• EXERCISE AIM
Your answer must contain each line of the listing in which "Kontoauszug" appears, copied in full.

• THE DATA
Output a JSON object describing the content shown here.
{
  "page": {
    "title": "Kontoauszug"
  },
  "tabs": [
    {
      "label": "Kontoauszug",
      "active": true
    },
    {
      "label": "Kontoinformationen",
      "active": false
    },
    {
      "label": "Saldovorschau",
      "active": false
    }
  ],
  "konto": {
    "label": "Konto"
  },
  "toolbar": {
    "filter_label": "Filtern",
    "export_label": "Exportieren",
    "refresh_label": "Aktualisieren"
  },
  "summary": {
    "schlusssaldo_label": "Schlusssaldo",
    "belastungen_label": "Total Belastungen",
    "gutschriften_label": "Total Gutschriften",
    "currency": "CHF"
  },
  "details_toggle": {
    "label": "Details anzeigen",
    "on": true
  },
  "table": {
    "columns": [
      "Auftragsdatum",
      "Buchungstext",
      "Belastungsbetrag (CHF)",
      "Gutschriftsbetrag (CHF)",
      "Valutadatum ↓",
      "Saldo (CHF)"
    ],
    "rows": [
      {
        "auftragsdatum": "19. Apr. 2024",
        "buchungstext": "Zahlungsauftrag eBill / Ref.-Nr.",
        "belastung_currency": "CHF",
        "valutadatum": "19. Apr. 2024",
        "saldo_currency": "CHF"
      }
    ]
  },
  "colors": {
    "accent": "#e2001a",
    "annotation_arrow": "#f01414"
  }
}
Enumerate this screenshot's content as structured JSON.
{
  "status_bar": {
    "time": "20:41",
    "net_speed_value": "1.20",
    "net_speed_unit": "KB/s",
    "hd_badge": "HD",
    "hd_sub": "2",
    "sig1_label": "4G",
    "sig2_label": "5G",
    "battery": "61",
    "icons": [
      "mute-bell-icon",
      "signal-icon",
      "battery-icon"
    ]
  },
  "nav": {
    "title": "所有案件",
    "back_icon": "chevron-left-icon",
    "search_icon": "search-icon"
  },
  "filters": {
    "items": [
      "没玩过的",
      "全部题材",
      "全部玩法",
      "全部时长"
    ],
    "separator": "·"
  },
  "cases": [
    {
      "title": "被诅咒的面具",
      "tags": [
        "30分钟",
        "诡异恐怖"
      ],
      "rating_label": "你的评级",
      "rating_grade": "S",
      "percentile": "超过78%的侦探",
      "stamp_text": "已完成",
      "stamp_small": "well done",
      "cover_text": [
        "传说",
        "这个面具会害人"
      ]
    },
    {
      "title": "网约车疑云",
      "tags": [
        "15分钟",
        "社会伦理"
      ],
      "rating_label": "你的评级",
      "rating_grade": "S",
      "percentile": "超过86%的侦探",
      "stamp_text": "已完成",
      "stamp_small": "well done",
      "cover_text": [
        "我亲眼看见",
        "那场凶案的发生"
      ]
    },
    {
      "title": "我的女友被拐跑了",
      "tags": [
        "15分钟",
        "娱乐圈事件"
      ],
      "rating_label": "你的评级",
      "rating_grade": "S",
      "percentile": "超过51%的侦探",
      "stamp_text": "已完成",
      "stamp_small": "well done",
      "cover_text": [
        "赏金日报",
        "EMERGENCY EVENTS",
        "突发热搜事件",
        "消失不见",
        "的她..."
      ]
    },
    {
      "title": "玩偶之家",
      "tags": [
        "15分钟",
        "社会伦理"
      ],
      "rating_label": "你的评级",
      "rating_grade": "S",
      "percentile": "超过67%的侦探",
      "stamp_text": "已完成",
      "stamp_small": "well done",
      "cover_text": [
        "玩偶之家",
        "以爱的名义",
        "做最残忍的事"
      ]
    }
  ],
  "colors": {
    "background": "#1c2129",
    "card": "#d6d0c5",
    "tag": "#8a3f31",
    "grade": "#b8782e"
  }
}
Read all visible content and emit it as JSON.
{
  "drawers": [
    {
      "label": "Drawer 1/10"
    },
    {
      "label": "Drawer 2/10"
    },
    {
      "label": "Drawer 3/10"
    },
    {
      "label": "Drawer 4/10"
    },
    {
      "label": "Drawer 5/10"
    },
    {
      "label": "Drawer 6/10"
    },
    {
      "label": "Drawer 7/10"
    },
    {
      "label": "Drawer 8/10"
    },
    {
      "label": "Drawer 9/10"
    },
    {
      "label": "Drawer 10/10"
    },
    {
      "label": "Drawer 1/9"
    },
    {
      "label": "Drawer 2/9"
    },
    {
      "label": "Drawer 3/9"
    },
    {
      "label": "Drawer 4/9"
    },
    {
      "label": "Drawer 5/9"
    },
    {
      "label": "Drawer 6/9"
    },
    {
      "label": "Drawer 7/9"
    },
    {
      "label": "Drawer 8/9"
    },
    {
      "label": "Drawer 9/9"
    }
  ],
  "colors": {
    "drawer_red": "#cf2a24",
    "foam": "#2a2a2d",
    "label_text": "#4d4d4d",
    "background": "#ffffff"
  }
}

• ANSWER TO THE PROBLEM
    "title": "Kontoauszug"
      "label": "Kontoauszug",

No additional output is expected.